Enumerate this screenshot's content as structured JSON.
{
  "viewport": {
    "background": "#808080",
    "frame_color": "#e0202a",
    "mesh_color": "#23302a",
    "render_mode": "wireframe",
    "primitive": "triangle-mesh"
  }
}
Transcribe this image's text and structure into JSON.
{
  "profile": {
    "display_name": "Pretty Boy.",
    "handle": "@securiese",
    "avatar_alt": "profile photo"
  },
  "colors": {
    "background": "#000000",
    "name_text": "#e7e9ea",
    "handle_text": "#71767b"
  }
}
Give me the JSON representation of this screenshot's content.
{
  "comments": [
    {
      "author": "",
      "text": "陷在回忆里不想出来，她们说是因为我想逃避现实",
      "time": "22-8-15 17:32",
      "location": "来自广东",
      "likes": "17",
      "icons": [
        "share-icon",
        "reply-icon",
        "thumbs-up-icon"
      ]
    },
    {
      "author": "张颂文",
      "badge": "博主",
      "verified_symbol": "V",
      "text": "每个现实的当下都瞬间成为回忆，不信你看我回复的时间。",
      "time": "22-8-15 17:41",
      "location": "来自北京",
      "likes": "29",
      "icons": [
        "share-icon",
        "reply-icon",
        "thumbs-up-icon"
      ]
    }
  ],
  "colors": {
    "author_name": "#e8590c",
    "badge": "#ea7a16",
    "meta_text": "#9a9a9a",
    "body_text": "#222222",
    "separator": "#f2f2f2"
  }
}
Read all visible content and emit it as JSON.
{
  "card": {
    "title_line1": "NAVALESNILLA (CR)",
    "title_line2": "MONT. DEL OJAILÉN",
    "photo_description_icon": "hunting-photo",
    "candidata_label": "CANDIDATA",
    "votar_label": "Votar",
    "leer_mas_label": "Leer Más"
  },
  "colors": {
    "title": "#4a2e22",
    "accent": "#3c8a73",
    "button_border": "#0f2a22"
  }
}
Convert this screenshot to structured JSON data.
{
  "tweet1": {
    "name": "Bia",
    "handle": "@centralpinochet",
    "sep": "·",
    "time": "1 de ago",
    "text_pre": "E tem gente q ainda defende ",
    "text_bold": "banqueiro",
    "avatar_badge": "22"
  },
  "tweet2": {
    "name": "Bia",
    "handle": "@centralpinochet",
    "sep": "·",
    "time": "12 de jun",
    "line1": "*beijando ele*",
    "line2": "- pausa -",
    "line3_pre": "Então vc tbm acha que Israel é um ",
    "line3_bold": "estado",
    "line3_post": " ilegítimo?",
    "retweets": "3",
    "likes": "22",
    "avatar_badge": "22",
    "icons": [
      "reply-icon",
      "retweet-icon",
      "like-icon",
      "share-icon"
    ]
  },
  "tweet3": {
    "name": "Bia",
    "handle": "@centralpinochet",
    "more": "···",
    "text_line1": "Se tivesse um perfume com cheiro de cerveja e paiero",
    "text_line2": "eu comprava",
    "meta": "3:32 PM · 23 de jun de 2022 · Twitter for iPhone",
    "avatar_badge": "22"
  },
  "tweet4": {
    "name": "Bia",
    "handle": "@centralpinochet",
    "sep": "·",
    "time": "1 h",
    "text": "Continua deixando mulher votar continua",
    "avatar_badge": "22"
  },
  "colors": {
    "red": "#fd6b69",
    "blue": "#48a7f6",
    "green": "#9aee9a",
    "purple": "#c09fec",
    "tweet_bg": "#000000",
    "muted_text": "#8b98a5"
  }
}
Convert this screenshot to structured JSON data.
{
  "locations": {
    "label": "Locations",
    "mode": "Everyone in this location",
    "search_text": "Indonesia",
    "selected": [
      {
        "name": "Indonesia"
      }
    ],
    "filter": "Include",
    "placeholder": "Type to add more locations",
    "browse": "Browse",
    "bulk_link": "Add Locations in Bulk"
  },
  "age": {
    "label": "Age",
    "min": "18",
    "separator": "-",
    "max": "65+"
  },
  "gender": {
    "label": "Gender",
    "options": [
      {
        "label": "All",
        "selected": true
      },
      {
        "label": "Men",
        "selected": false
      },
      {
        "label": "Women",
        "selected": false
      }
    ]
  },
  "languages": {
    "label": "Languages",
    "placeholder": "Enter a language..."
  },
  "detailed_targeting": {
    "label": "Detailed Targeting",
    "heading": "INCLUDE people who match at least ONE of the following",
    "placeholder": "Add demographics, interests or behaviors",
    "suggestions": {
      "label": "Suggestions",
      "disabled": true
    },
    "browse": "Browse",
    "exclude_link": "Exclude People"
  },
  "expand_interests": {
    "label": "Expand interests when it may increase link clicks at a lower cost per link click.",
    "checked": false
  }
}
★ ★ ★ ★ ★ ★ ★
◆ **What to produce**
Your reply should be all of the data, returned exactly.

◆ **Problem solution**
Enumerate this screenshot's content as structured JSON.
{
  "viewport": {
    "background": "#808080",
    "frame_color": "#e0202a",
    "mesh_color": "#23302a",
    "render_mode": "wireframe",
    "primitive": "triangle-mesh"
  }
}
Transcribe this image's text and structure into JSON.
{
  "profile": {
    "display_name": "Pretty Boy.",
    "handle": "@securiese",
    "avatar_alt": "profile photo"
  },
  "colors": {
    "background": "#000000",
    "name_text": "#e7e9ea",
    "handle_text": "#71767b"
  }
}
Give me the JSON representation of this screenshot's content.
{
  "comments": [
    {
      "author": "",
      "text": "陷在回忆里不想出来，她们说是因为我想逃避现实",
      "time": "22-8-15 17:32",
      "location": "来自广东",
      "likes": "17",
      "icons": [
        "share-icon",
        "reply-icon",
        "thumbs-up-icon"
      ]
    },
    {
      "author": "张颂文",
      "badge": "博主",
      "verified_symbol": "V",
      "text": "每个现实的当下都瞬间成为回忆，不信你看我回复的时间。",
      "time": "22-8-15 17:41",
      "location": "来自北京",
      "likes": "29",
      "icons": [
        "share-icon",
        "reply-icon",
        "thumbs-up-icon"
      ]
    }
  ],
  "colors": {
    "author_name": "#e8590c",
    "badge": "#ea7a16",
    "meta_text": "#9a9a9a",
    "body_text": "#222222",
    "separator": "#f2f2f2"
  }
}
Read all visible content and emit it as JSON.
{
  "card": {
    "title_line1": "NAVALESNILLA (CR)",
    "title_line2": "MONT. DEL OJAILÉN",
    "photo_description_icon": "hunting-photo",
    "candidata_label": "CANDIDATA",
    "votar_label": "Votar",
    "leer_mas_label": "Leer Más"
  },
  "colors": {
    "title": "#4a2e22",
    "accent": "#3c8a73",
    "button_border": "#0f2a22"
  }
}
Convert this screenshot to structured JSON data.
{
  "tweet1": {
    "name": "Bia",
    "handle": "@centralpinochet",
    "sep": "·",
    "time": "1 de ago",
    "text_pre": "E tem gente q ainda defende ",
    "text_bold": "banqueiro",
    "avatar_badge": "22"
  },
  "tweet2": {
    "name": "Bia",
    "handle": "@centralpinochet",
    "sep": "·",
    "time": "12 de jun",
    "line1": "*beijando ele*",
    "line2": "- pausa -",
    "line3_pre": "Então vc tbm acha que Israel é um ",
    "line3_bold": "estado",
    "line3_post": " ilegítimo?",
    "retweets": "3",
    "likes": "22",
    "avatar_badge": "22",
    "icons": [
      "reply-icon",
      "retweet-icon",
      "like-icon",
      "share-icon"
    ]
  },
  "tweet3": {
    "name": "Bia",
    "handle": "@centralpinochet",
    "more": "···",
    "text_line1": "Se tivesse um perfume com cheiro de cerveja e paiero",
    "text_line2": "eu comprava",
    "meta": "3:32 PM · 23 de jun de 2022 · Twitter for iPhone",
    "avatar_badge": "22"
  },
  "tweet4": {
    "name": "Bia",
    "handle": "@centralpinochet",
    "sep": "·",
    "time": "1 h",
    "text": "Continua deixando mulher votar continua",
    "avatar_badge": "22"
  },
  "colors": {
    "red": "#fd6b69",
    "blue": "#48a7f6",
    "green": "#9aee9a",
    "purple": "#c09fec",
    "tweet_bg": "#000000",
    "muted_text": "#8b98a5"
  }
}
Convert this screenshot to structured JSON data.
{
  "locations": {
    "label": "Locations",
    "mode": "Everyone in this location",
    "search_text": "Indonesia",
    "selected": [
      {
        "name": "Indonesia"
      }
    ],
    "filter": "Include",
    "placeholder": "Type to add more locations",
    "browse": "Browse",
    "bulk_link": "Add Locations in Bulk"
  },
  "age": {
    "label": "Age",
    "min": "18",
    "separator": "-",
    "max": "65+"
  },
  "gender": {
    "label": "Gender",
    "options": [
      {
        "label": "All",
        "selected": true
      },
      {
        "label": "Men",
        "selected": false
      },
      {
        "label": "Women",
        "selected": false
      }
    ]
  },
  "languages": {
    "label": "Languages",
    "placeholder": "Enter a language..."
  },
  "detailed_targeting": {
    "label": "Detailed Targeting",
    "heading": "INCLUDE people who match at least ONE of the following",
    "placeholder": "Add demographics, interests or behaviors",
    "suggestions": {
      "label": "Suggestions",
      "disabled": true
    },
    "browse": "Browse",
    "exclude_link": "Exclude People"
  },
  "expand_interests": {
    "label": "Expand interests when it may increase link clicks at a lower cost per link click.",
    "checked": false
  }
}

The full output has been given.